The Bipartisan Emergency COVID Relief Act of 2020, led by Susan Collins (R-ME), Sens. Joe Manchin (D-WV) and Lisa Murkowski (R-AK), for instance, includes another $35 billion directed toward the Provider Relief Fund. That total includes $2 billion for testing and tracing directed to assisted living communities, nursing homes, home- and community-based services and other long-term care providers. 

It also includes a directive to the Department of Health and Human Services to consider an “appropriate” distribution of funds for providers underrepresented in previous allocations, as well as those at risk of imminent closure.

The lawmakers said they hope the framework will become legislation that can be attached to an annual spending bill. Congress is rushing to meet a Friday spending bill deadline to avoid a federal government shutdown.   

“We are encouraged that the bipartisan agreement framework, for the first time, recognizes some of the essential needs of assisted living communities,” Argentum President and CEO James Balda said. “So many providers across the industry are still awaiting financial relief, and this additional funding will go a long way in supporting their ongoing operational needs to care for some of the nation’s most vulnerable citizens. But it is needed now.”

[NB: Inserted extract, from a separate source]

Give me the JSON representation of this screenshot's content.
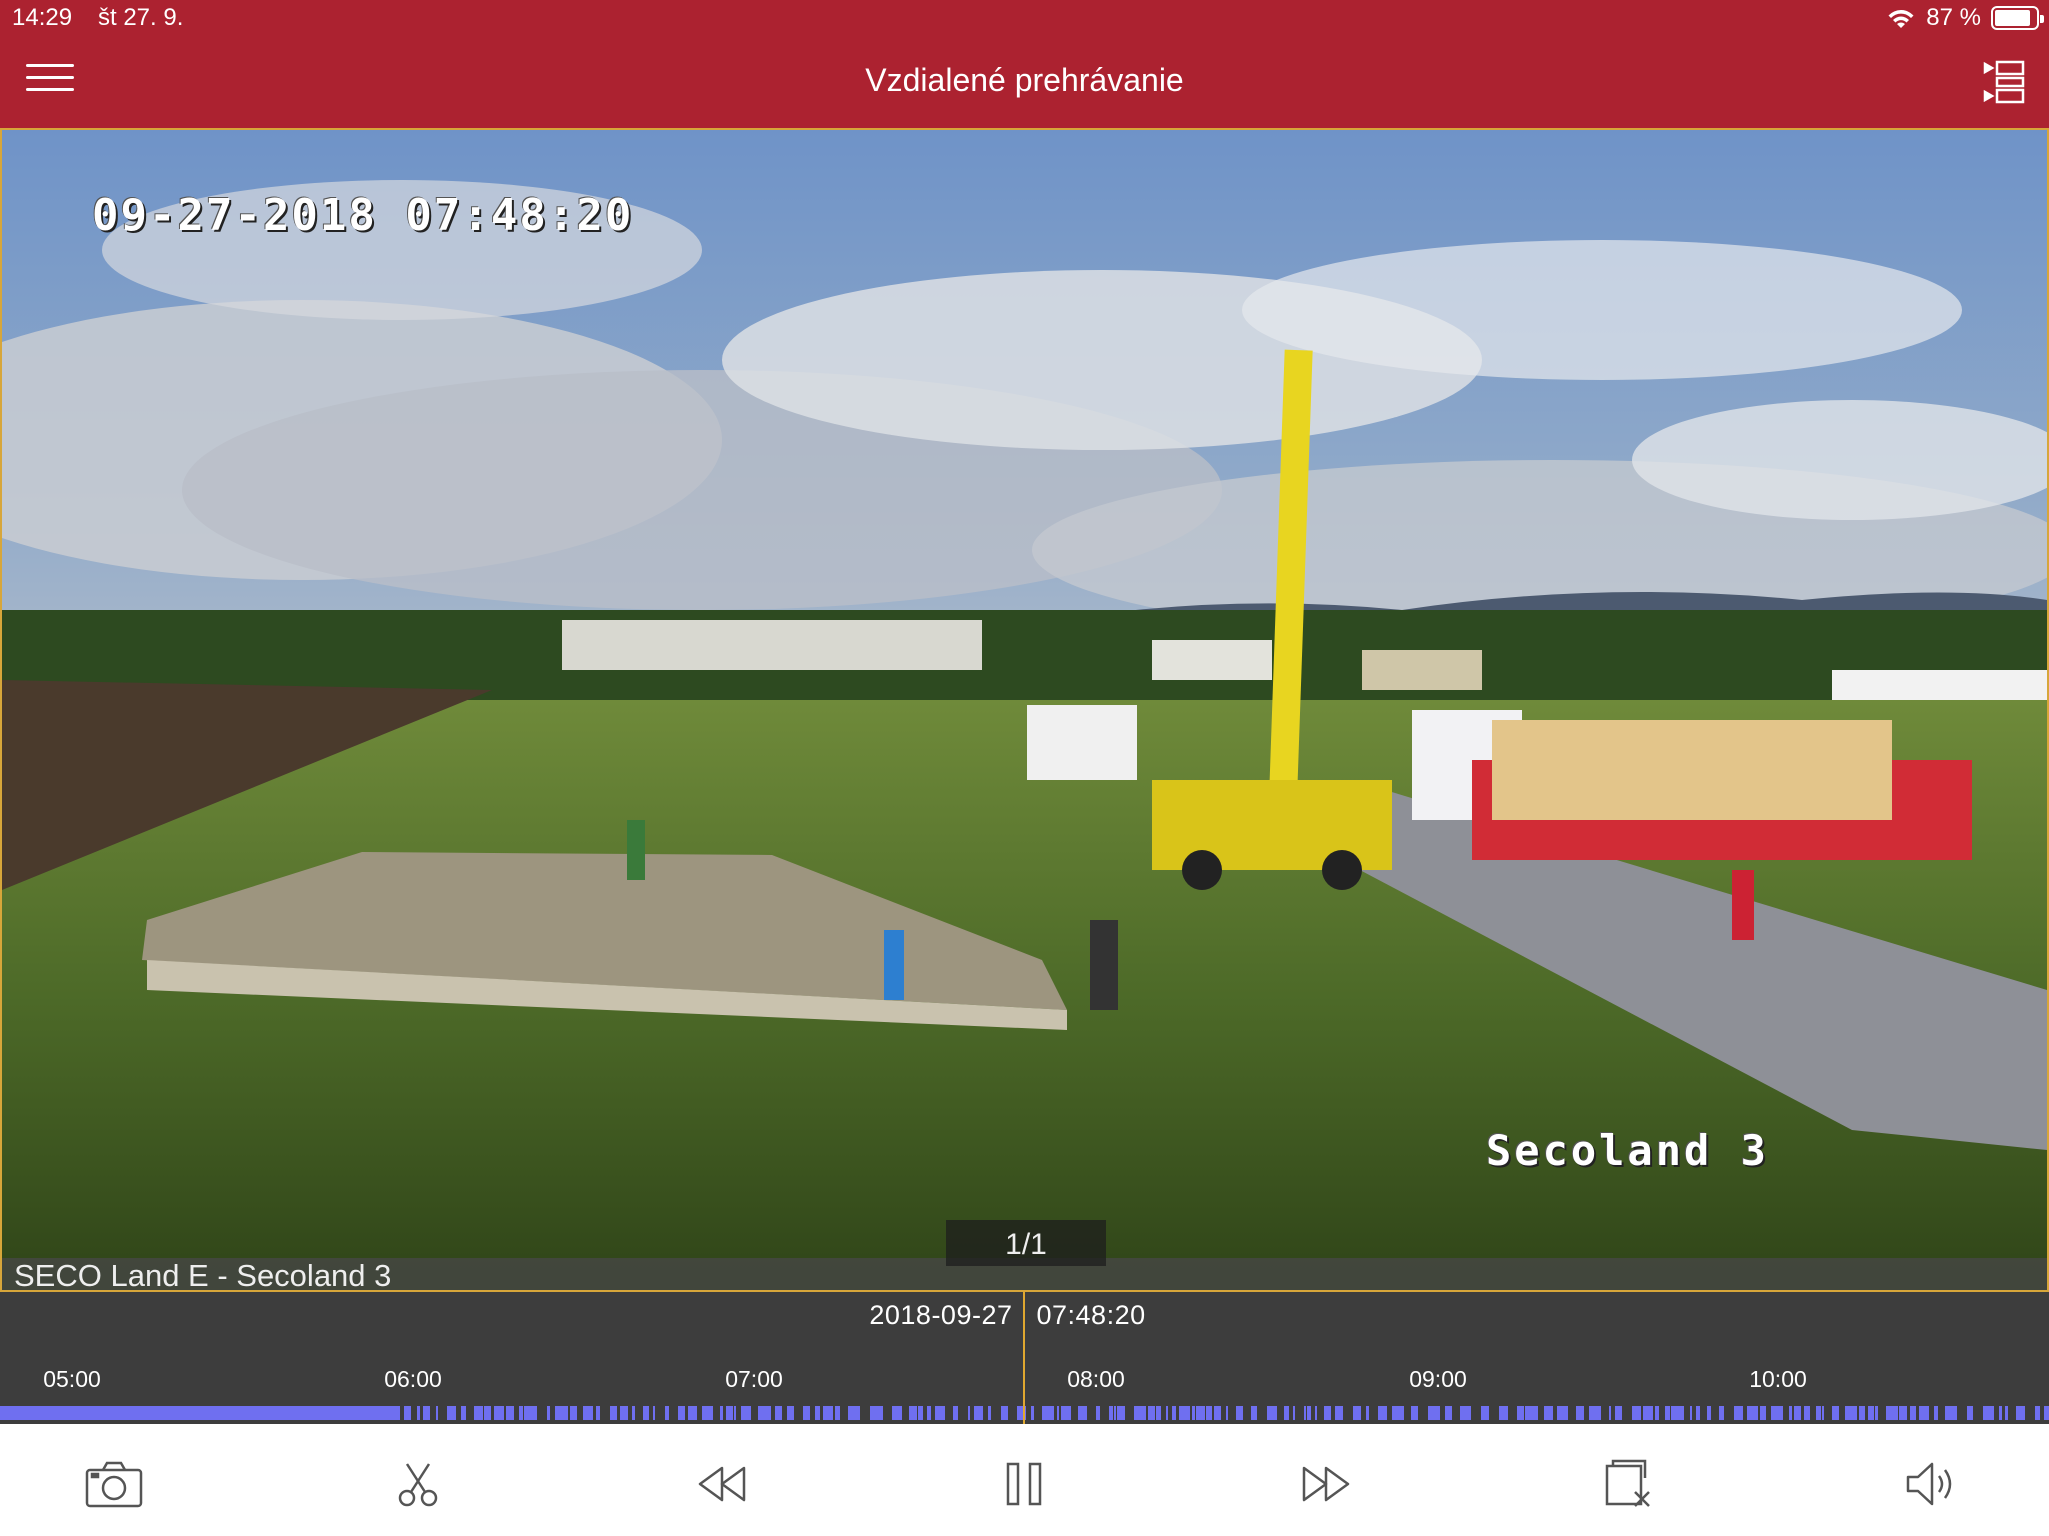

Balda pointed to a recent survey of Argentum members showing that almost 40% of respondents have four months or less of operating expenses, and almost half indicated they will have to close some communities if their financial situation does not improve.

American Seniors Housing Association President David Schless echoed that the senior living industry needs help now, adding that ASHA also is calling for temporary and limited liability protections for the industry “given the likelihood of legal challenges ahead that will create additional, unnecessary and unfair financial strain on this industry.”

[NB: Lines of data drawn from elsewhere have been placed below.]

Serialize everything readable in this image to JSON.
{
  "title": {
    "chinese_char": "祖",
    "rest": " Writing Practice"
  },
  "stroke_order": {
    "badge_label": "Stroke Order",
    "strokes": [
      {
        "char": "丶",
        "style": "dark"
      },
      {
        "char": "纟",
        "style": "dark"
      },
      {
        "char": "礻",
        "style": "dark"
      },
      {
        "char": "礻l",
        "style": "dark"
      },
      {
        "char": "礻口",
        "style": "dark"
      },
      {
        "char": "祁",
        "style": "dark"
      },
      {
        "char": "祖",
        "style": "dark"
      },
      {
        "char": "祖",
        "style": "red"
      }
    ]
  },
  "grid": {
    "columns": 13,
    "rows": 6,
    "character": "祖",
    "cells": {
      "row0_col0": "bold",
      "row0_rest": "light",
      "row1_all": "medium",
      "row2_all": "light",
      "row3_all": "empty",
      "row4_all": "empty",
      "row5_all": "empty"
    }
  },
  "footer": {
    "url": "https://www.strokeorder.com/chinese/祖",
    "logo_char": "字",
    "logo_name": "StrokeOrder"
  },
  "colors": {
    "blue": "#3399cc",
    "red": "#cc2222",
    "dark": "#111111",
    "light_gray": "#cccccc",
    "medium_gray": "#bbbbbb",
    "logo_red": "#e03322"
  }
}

A spokesperson for the American Health Care Association / National Center for Assisted Living told McKnight’s Senior Living that Congress needs to pass another coronavirus relief package that prioritizes vulnerable older adults and their caregivers in long-term care facilities, giving them “a fighting chance.” 

A LeadingAge spokeswoman said the bill, as currently framed, provides relief on many fronts that will help aging services providers and the older adults they serve. The proposed extension and expansion of the Paycheck Protection Program is “a positive step,” according to the organization.

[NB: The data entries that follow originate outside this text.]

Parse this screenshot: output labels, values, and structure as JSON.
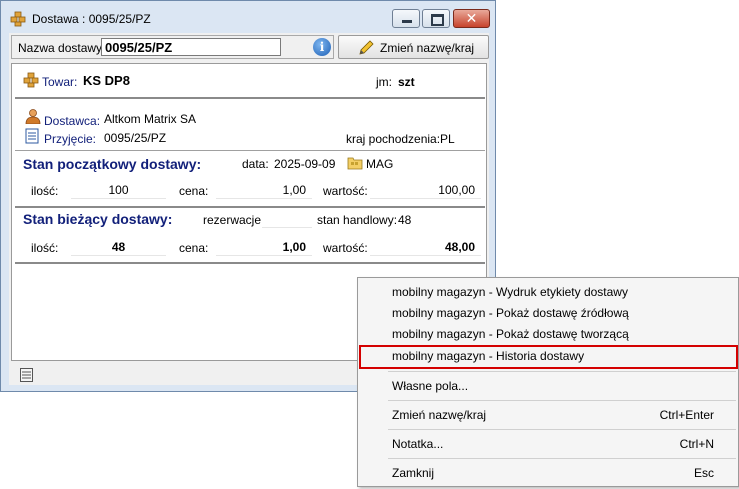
{
  "window": {
    "title": "Dostawa : 0095/25/PZ",
    "close_glyph": "✕"
  },
  "namebar": {
    "label": "Nazwa dostawy:",
    "value": "0095/25/PZ",
    "info_glyph": "i",
    "rename_button": "Zmień nazwę/kraj"
  },
  "product": {
    "label": "Towar:",
    "value": "KS DP8",
    "unit_label": "jm:",
    "unit_value": "szt"
  },
  "supplier": {
    "label": "Dostawca:",
    "value": "Altkom Matrix SA"
  },
  "receipt": {
    "label": "Przyjęcie:",
    "value": "0095/25/PZ",
    "country_label": "kraj pochodzenia:",
    "country_value": "PL"
  },
  "initial_state": {
    "header": "Stan początkowy dostawy:",
    "date_label": "data:",
    "date_value": "2025-09-09",
    "warehouse": "MAG",
    "qty_label": "ilość:",
    "qty_value": "100",
    "price_label": "cena:",
    "price_value": "1,00",
    "value_label": "wartość:",
    "value_value": "100,00"
  },
  "current_state": {
    "header": "Stan bieżący dostawy:",
    "reservations_label": "rezerwacje:",
    "reservations_value": "",
    "trade_label": "stan handlowy:",
    "trade_value": "48",
    "qty_label": "ilość:",
    "qty_value": "48",
    "price_label": "cena:",
    "price_value": "1,00",
    "value_label": "wartość:",
    "value_value": "48,00"
  },
  "context_menu": {
    "items": [
      {
        "label": "mobilny magazyn - Wydruk etykiety dostawy",
        "shortcut": ""
      },
      {
        "label": "mobilny magazyn - Pokaż dostawę źródłową",
        "shortcut": ""
      },
      {
        "label": "mobilny magazyn - Pokaż dostawę tworzącą",
        "shortcut": ""
      },
      {
        "label": "mobilny magazyn - Historia dostawy",
        "shortcut": "",
        "highlighted": true
      },
      {
        "label": "Własne pola...",
        "shortcut": ""
      },
      {
        "label": "Zmień nazwę/kraj",
        "shortcut": "Ctrl+Enter"
      },
      {
        "label": "Notatka...",
        "shortcut": "Ctrl+N"
      },
      {
        "label": "Zamknij",
        "shortcut": "Esc"
      }
    ]
  },
  "colors": {
    "header_text": "#12207a",
    "highlight_border": "#d40000",
    "window_frame": "#dbe6f3"
  },
  "icons": [
    "boxes-icon",
    "info-icon",
    "pencil-icon",
    "person-icon",
    "document-icon",
    "folder-icon",
    "note-icon"
  ]
}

“Aging services providers across the board need access to either a first and / or second loan, which this bill framework appears to provide,” LeadingAge said. “However, we urge policymakers to allow larger nonprofit operators access to PPP dollars — the current framework is limited to smaller businesses with 300 or fewer employees.”

LeadingAge noted that the framework omits many relief measures it views as important, including relief for Housing and Urban Development-assisted affordable senior housing providers. 

“As Congress negotiates funding for state and local governments, we urge lawmakers to ensure that funds can easily be allocated to providers of aging services, through direct grants, worker pay, payment for testing or PPE, or other needed supports,” the spokeswoman noted.

Tuesday, Treasury Secretary Steven Mnuchin pitched a $916 billion proposal after Senate Majority Leader Mitch McConnell (R-KY) said he would be willing to exclude liability protections for businesses if Democrats withdraw their push for increased state and local funding — a suggestion rejected by top Democratic leaders. McConnell also proposed a separate $500 billion bill focused on aid for small business and pandemic-related liability protections for business.